Human Resources: An Era of Transition

Traditionally, the human resource department administers five key areas within a hotel operation - compliance, compensation and benefits, organizational dynamics, selection and retention, and training and development. However, HR professionals are also presently involved in culture-building activities, as well as implementing new employee on-boarding practices and engagement initiatives. As a result, HR professionals have been elevated to senior leadership status, creating value and profit within their organization. Still, they continue to face some intractable issues, including a shrinking talent pool and the need to recruit top-notch employees who are empowered to provide outstanding customer service. In order to attract top-tier talent, one option is to take advantage of recruitment opportunities offered through colleges and universities, especially if they have a hospitality major. This pool of prospective employees is likely to be better educated and more enthusiastic than walk-in hires. Also, once hired, there could be additional training and development opportunities that stem from an association with a college or university. Continuing education courses, business conferences, seminars and online instruction - all can be a valuable source of employee development opportunities. In addition to meeting recruitment demands in the present, HR professionals must also be forward-thinking, anticipating the skills that will be needed in the future to meet guest expectations. One such skill that is becoming increasingly valued is “resilience”, the ability to “go with the flow” and not become overwhelmed by the disruptive influences  of change and reinvention.
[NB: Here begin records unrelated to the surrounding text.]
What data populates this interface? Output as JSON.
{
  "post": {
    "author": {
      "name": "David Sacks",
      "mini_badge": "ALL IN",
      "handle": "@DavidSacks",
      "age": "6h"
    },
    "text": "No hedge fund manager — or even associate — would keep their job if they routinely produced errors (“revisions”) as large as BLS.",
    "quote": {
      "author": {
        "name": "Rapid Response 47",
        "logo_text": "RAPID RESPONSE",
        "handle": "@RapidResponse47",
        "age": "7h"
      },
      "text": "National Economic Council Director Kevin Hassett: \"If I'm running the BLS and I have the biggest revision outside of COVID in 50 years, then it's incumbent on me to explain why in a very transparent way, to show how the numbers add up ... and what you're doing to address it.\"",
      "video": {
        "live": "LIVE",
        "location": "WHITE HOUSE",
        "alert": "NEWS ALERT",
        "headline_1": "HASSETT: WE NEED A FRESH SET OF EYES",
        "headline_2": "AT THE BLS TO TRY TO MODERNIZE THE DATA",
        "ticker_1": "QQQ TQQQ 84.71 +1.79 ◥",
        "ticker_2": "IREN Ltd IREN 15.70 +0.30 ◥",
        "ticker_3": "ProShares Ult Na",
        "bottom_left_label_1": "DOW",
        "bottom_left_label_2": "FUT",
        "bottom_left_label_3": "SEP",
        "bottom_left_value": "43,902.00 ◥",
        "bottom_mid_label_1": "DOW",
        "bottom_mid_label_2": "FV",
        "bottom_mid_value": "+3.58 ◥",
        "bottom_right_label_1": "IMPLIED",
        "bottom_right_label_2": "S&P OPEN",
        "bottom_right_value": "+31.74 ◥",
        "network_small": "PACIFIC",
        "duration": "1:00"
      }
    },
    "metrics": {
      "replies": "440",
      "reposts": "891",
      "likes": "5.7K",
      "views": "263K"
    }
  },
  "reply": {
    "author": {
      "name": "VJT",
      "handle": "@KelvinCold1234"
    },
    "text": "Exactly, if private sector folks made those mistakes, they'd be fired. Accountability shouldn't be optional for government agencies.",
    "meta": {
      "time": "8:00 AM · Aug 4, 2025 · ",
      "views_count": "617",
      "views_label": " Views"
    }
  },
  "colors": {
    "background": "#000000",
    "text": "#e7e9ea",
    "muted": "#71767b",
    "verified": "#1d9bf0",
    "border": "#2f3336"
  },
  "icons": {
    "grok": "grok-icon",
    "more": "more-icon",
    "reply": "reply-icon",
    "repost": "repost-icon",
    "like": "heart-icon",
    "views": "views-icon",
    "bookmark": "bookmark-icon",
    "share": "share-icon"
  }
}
In an era of transition—new technologies, expanding markets, consolidation of brands and businesses, and modifications in people's values and lifestyles - the capacity to remain flexible, nimble and resilient is a valuable skill to possess. The March Hotel Business Review will examine some of the strategies that HR professionals are employing to ensure that their hotel operations continue to thrive.